(Component data from apps and pages)

▽

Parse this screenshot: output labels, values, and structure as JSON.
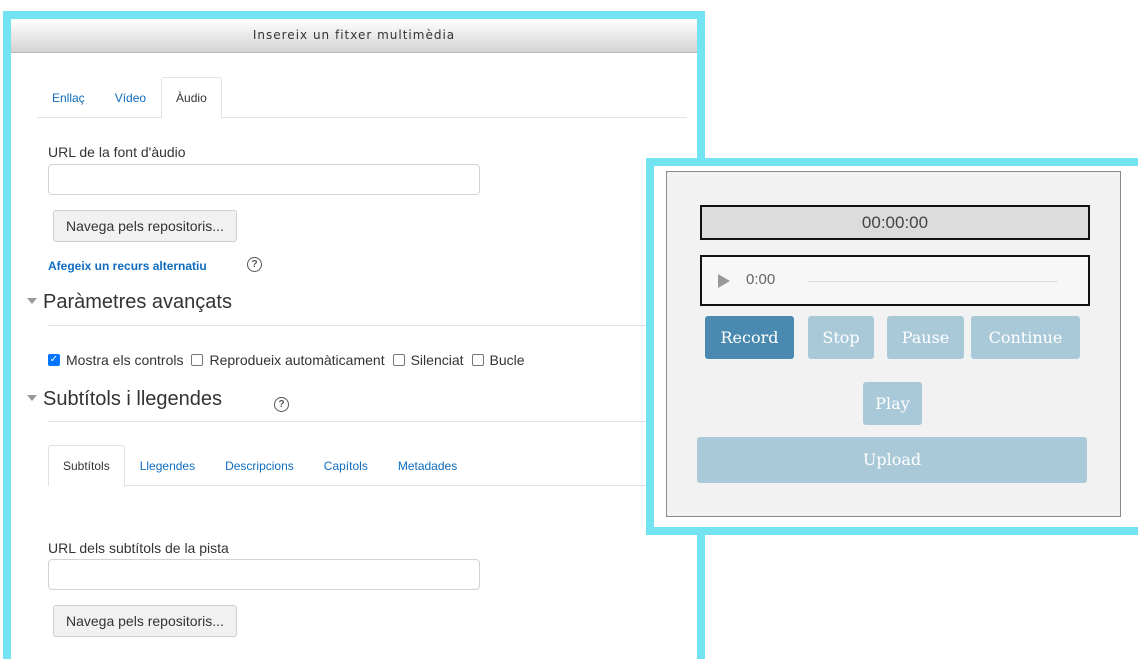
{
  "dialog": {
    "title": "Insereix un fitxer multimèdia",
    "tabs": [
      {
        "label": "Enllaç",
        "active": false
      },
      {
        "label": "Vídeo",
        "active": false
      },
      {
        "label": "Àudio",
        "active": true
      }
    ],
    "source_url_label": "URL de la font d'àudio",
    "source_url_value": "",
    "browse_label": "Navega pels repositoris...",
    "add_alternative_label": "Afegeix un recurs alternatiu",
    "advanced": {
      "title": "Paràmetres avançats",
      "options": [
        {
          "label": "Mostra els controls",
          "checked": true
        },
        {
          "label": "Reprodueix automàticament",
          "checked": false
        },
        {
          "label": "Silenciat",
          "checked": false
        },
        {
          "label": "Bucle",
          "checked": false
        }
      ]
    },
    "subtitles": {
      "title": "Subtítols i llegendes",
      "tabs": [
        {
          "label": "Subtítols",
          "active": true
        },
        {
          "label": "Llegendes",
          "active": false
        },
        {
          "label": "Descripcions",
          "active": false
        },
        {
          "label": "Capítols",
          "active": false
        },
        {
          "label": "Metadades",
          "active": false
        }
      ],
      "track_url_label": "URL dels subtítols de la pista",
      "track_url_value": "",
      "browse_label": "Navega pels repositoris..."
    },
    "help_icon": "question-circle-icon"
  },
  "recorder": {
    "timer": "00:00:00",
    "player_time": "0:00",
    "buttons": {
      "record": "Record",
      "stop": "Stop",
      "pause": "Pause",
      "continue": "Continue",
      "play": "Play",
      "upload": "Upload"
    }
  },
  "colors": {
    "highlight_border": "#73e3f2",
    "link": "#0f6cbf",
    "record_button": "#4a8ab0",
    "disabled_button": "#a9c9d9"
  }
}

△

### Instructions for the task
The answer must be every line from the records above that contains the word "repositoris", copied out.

### Worked solution
    "browse_label": "Navega pels repositoris...",
      "browse_label": "Navega pels repositoris..."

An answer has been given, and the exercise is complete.